Output in Britain’s manufacturing sector unexpectedly slumped in October, as a sharp drop in pharmaceutical production dragged on the industry.
Figures from the the Office for National Statistics (ONS) showed manufacturing output fell 0.9% in October, down from a 0.6% rise in September, with economists eyeing 0.2% growth.
Industrial production also plunged below expectations, dropping for the third month on the bounce to a decline of 1.3% in October in contrast to September.
Economists had been pencilling in total production output to grow 0.4% month on month.
Katie Davies, ONS senior statistician, said: “October saw a sharp fall in UK oil output, largely down to the total shutdown of the major Buzzard oil field.
“Small falls in output across a range of sectors also contributed to a drop in overall manufacturing.”
The dismal economic update heaped further pressure on the pound, which was dropping 0.6% against the US dollar to 1.26 shortly after the announcement.
The ONS said manufacturing output notched up its biggest fall since February, with the production of basic pharmaceutical products dropping 3.6%.
Total production was also hit by its largest monthly drop in four years, as oil and gas extraction plummeted 10.8% after the Buzzard North Sea oil field was shut down for maintenance.
On the year, industrial production output was down 1.1% and manufacturing output dropped 0.4%.
Manufacturing PMI figures for October had painted a brighter future for the sector, with output hitting 54.3, down from 55.5 in September.
Lee Hopley, chief economist at manufacturing organisation EEF, said the industry was on course to mount a comeback before the end of the year.
“This is not the start to the fourth quarter that we expected to see in the official statistics, given the rather more buoyant survey indicators over the past few months.
“Output falls appear fairly widespread across subsectors, but falls in pharmaceuticals, textiles and food were responsible for much of the drop over the month.
“While this is a disappointing set of figures, more upbeat commentary coming from across the sector – driven by resilience in the domestic market and a brightening outlook overseas – points to this trend reversing in the final months of the year.”
Recommended for you
Read the latest opinion pieces from our Energy Voice columnists
- Opinion: The Total-Maersk deal – great for both sides
- Opinion: The importance of employing a talented workforce through apprenticeships

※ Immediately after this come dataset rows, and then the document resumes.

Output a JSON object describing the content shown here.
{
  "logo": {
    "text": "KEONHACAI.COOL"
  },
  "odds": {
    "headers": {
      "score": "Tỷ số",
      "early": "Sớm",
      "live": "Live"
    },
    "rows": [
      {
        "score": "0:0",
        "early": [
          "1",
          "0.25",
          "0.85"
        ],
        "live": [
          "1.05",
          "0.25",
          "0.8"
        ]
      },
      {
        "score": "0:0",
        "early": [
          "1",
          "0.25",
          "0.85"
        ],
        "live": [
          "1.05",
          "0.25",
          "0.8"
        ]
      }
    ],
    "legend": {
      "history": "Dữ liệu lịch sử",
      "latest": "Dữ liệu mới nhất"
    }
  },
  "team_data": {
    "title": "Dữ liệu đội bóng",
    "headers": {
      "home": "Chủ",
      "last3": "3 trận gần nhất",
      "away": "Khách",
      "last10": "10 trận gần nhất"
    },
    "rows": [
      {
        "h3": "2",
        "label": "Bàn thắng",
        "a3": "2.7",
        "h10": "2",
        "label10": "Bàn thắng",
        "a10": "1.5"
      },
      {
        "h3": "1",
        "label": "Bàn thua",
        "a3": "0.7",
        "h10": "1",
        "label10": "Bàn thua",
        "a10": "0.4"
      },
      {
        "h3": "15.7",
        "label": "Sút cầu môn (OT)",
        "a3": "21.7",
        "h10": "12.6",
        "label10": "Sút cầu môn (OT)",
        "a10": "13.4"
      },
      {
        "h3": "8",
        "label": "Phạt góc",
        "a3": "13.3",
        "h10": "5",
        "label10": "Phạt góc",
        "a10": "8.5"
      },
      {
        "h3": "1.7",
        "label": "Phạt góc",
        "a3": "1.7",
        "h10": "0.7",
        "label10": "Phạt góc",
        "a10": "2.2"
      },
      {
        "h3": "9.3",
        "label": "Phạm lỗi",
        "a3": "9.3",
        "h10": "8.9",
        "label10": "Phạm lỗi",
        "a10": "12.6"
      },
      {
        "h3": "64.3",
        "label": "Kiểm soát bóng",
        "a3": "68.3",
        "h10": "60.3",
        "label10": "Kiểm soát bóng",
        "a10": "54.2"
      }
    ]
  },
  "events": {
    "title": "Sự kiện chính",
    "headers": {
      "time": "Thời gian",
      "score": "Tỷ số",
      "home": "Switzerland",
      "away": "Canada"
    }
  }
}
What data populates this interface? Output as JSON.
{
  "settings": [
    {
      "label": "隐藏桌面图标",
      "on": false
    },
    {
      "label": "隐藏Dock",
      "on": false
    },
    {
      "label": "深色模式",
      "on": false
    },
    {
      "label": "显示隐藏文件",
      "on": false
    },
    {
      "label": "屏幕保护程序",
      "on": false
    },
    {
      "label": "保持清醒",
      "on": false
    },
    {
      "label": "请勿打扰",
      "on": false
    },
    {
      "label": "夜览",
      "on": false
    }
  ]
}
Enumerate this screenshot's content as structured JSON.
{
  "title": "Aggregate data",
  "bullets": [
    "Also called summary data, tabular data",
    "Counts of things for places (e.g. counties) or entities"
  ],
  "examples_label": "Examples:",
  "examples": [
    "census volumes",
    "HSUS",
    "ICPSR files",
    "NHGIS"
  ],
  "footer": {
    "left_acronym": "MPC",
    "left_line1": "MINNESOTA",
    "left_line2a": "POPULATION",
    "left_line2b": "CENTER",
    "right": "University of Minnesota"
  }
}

- Opinion: OPEC cutbacks are diluted by oil’s long bloat
- Opinion: Transocean must lead way in thinning out global fleet post-Songa takeover
- Opinion: Preserve to conserve – maximise the value of cold stacking